= What needs to be done =
Print every record exactly as it appears. Leave the pictures out.

(Website and app data records)
[Start of section]
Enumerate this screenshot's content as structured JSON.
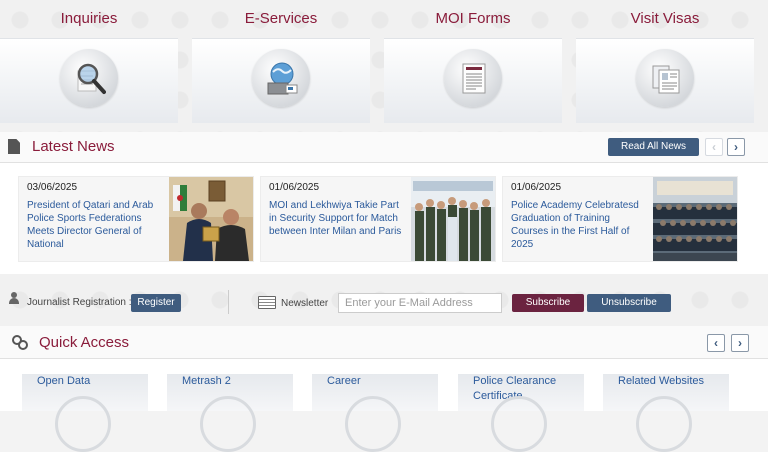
{
  "services": [
    {
      "label": "Inquiries",
      "icon": "magnifier-icon"
    },
    {
      "label": "E-Services",
      "icon": "globe-laptop-icon"
    },
    {
      "label": "MOI Forms",
      "icon": "forms-document-icon"
    },
    {
      "label": "Visit Visas",
      "icon": "visa-document-icon"
    }
  ],
  "news": {
    "title": "Latest News",
    "read_all": "Read All News",
    "items": [
      {
        "date": "03/06/2025",
        "text": "President of Qatari and Arab Police Sports Federations Meets Director General of National"
      },
      {
        "date": "01/06/2025",
        "text": "MOI and Lekhwiya Takie Part in Security Support for Match between Inter Milan and Paris"
      },
      {
        "date": "01/06/2025",
        "text": "Police Academy Celebratesd Graduation of Training Courses in the First Half of 2025"
      }
    ]
  },
  "registration": {
    "journalist_label": "Journalist Registration :",
    "register_btn": "Register",
    "newsletter_label": "Newsletter",
    "email_placeholder": "Enter your E-Mail Address",
    "subscribe_btn": "Subscribe",
    "unsubscribe_btn": "Unsubscribe"
  },
  "quick_access": {
    "title": "Quick Access",
    "tiles": [
      {
        "label": "Open Data"
      },
      {
        "label": "Metrash 2"
      },
      {
        "label": "Career"
      },
      {
        "label": "Police Clearance Certificate"
      },
      {
        "label": "Related Websites"
      }
    ]
  },
  "colors": {
    "accent": "#8a1c3b",
    "button_blue": "#3f5c7f",
    "button_maroon": "#6b2340",
    "link": "#2b5a9b"
  }
}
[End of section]
= Task output =
Enumerate this screenshot's content as structured JSON.
{
  "services": [
    {
      "label": "Inquiries",
      "icon": "magnifier-icon"
    },
    {
      "label": "E-Services",
      "icon": "globe-laptop-icon"
    },
    {
      "label": "MOI Forms",
      "icon": "forms-document-icon"
    },
    {
      "label": "Visit Visas",
      "icon": "visa-document-icon"
    }
  ],
  "news": {
    "title": "Latest News",
    "read_all": "Read All News",
    "items": [
      {
        "date": "03/06/2025",
        "text": "President of Qatari and Arab Police Sports Federations Meets Director General of National"
      },
      {
        "date": "01/06/2025",
        "text": "MOI and Lekhwiya Takie Part in Security Support for Match between Inter Milan and Paris"
      },
      {
        "date": "01/06/2025",
        "text": "Police Academy Celebratesd Graduation of Training Courses in the First Half of 2025"
      }
    ]
  },
  "registration": {
    "journalist_label": "Journalist Registration :",
    "register_btn": "Register",
    "newsletter_label": "Newsletter",
    "email_placeholder": "Enter your E-Mail Address",
    "subscribe_btn": "Subscribe",
    "unsubscribe_btn": "Unsubscribe"
  },
  "quick_access": {
    "title": "Quick Access",
    "tiles": [
      {
        "label": "Open Data"
      },
      {
        "label": "Metrash 2"
      },
      {
        "label": "Career"
      },
      {
        "label": "Police Clearance Certificate"
      },
      {
        "label": "Related Websites"
      }
    ]
  },
  "colors": {
    "accent": "#8a1c3b",
    "button_blue": "#3f5c7f",
    "button_maroon": "#6b2340",
    "link": "#2b5a9b"
  }
}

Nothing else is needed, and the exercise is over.